There was a 40% decline in new mortgage lending in the month of April, according to the latest figures from the Central Bank.

Total new mortgage lending in the month amounted to €407 million which, as in previous months, was made up mainly of new fixed rate mortgages.

Commenting on the figures, Brokers Ireland said, given that the pandemic was at its height during the month, the drop in new mortgage agreements was not surprising. 

The magnitude of the decline, it said, was likely to signal a much more cautious attitude by lenders, as well as consumers.

"A lot now depends on how quickly the country can recover from the devastation of the pandemic and how employment levels will hold up," Rachel McGovern, Director of Financial Services at Brokers Ireland, which represents 1,250 Broker firms, said.

The Association of Irish Mortgage Advisors said there had been marked increase in activity in the mortgage market since restrictions were lifted.

"Although obviously reduced, the falls have not been quite as big as anticipated with the volumes of applications remaining relatively strong in May among our members particularly for those based in the cities," Trevor Grant, CEO of AIMA said.

"The applicants that can afford to borrow €300,000 and over to buy a house in Dublin or elsewhere typically work in secure employment that hasn't been impacted by COVID-19," he added.

The Central Bank figures also revealed the extent to which Irish mortgage holders pay more on average than their euro area counterparts.

"The differential, 1.49%, costs Irish consumers over €80,000 on a €300,000 mortgage over 30 years," Rachel McGovern said.

"Since your mortgage tends to be the biggest outlay from your income, and the fact that its repayable over a very long time, typically 25 to 30 years, the consequences of even a half or 1% differential are huge," she added.

The price comparison website bonkers.ie said the differential between the euro zone average and here meant first time buyers in Ireland were paying almost €170 more each month on average.

"For all the talk of falling interest rates and a mortgage price war in recent months, mortgage rates in Ireland still remain hugely elevated compared to our euro zone neighbours," Daragh Cassidy, Head of Communications at the comparison and switching website bonkers.ie, said.

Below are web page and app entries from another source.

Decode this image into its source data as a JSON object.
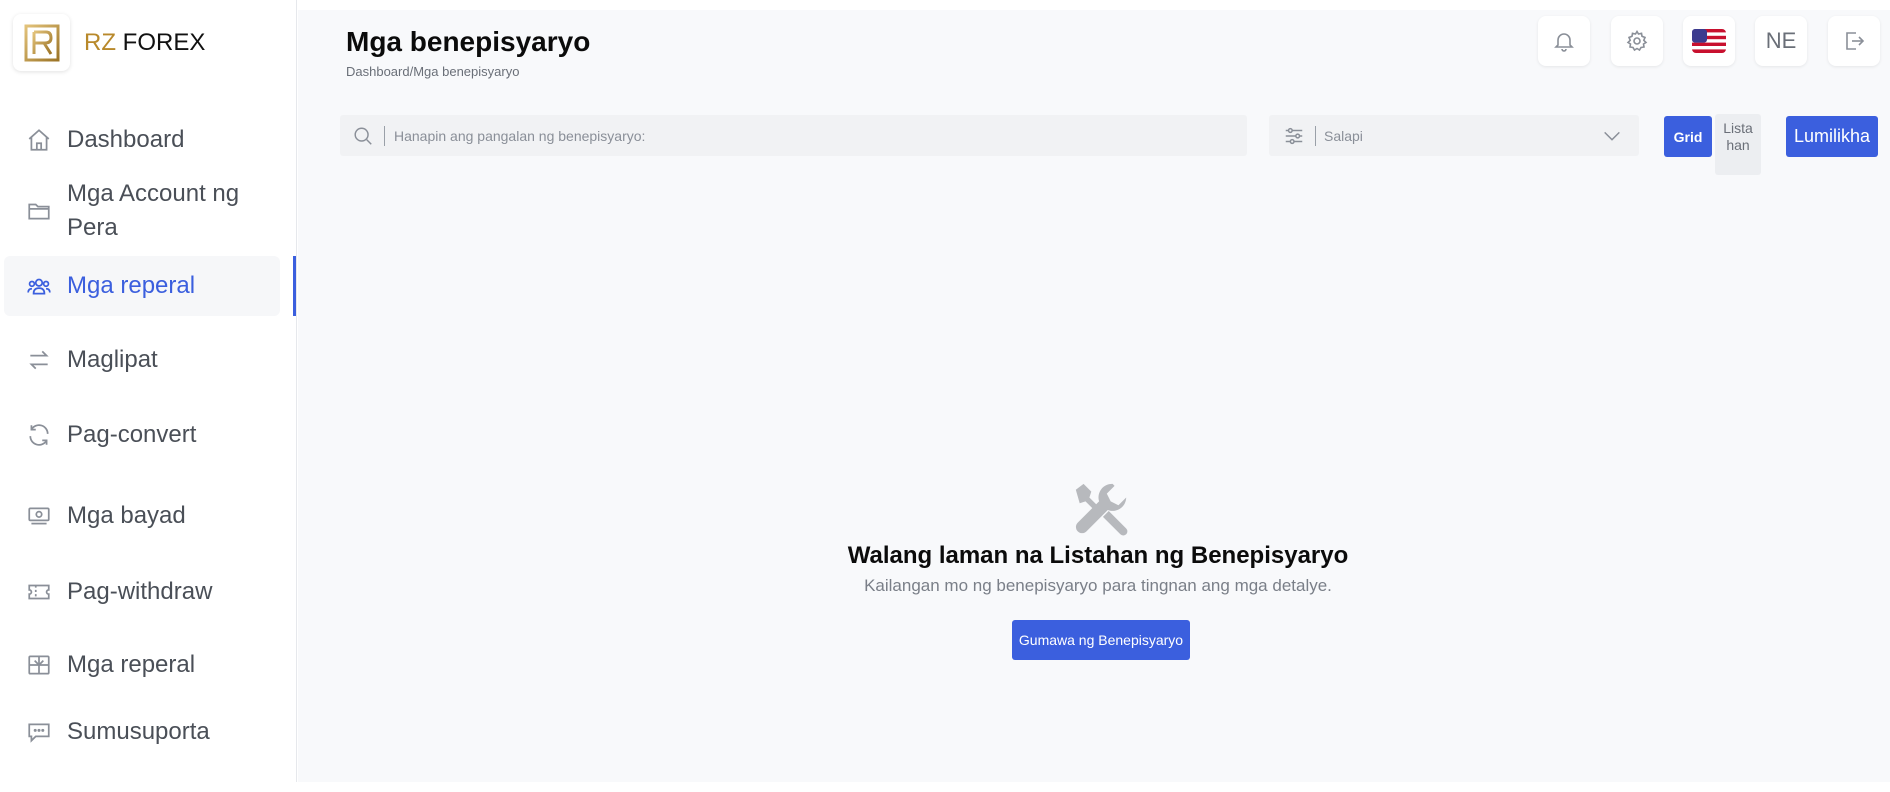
{
  "brand": {
    "prefix": "RZ",
    "name": "FOREX"
  },
  "sidebar": {
    "items": [
      {
        "label": "Dashboard",
        "icon": "home-icon"
      },
      {
        "label": "Mga Account ng Pera",
        "icon": "folder-icon"
      },
      {
        "label": "Mga reperal",
        "icon": "users-icon",
        "active": true
      },
      {
        "label": "Maglipat",
        "icon": "transfer-icon"
      },
      {
        "label": "Pag-convert",
        "icon": "refresh-icon"
      },
      {
        "label": "Mga bayad",
        "icon": "cash-icon"
      },
      {
        "label": "Pag-withdraw",
        "icon": "ticket-icon"
      },
      {
        "label": "Mga reperal",
        "icon": "gift-icon"
      },
      {
        "label": "Sumusuporta",
        "icon": "chat-icon"
      }
    ]
  },
  "header": {
    "title": "Mga benepisyaryo",
    "breadcrumb": "Dashboard/Mga benepisyaryo",
    "user_initials": "NE"
  },
  "toolbar": {
    "search_placeholder": "Hanapin ang pangalan ng benepisyaryo:",
    "currency_placeholder": "Salapi",
    "grid_label": "Grid",
    "list_label": "Listahan",
    "create_label": "Lumilikha"
  },
  "empty_state": {
    "title": "Walang laman na Listahan ng Benepisyaryo",
    "subtitle": "Kailangan mo ng benepisyaryo para tingnan ang mga detalye.",
    "button_label": "Gumawa ng Benepisyaryo"
  },
  "colors": {
    "accent": "#3b5fde",
    "brand_gold": "#b8892b"
  }
}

"There is still a lack of competition in the Irish mortgage market as it remains heavily concentrated in the hands of a few main banks."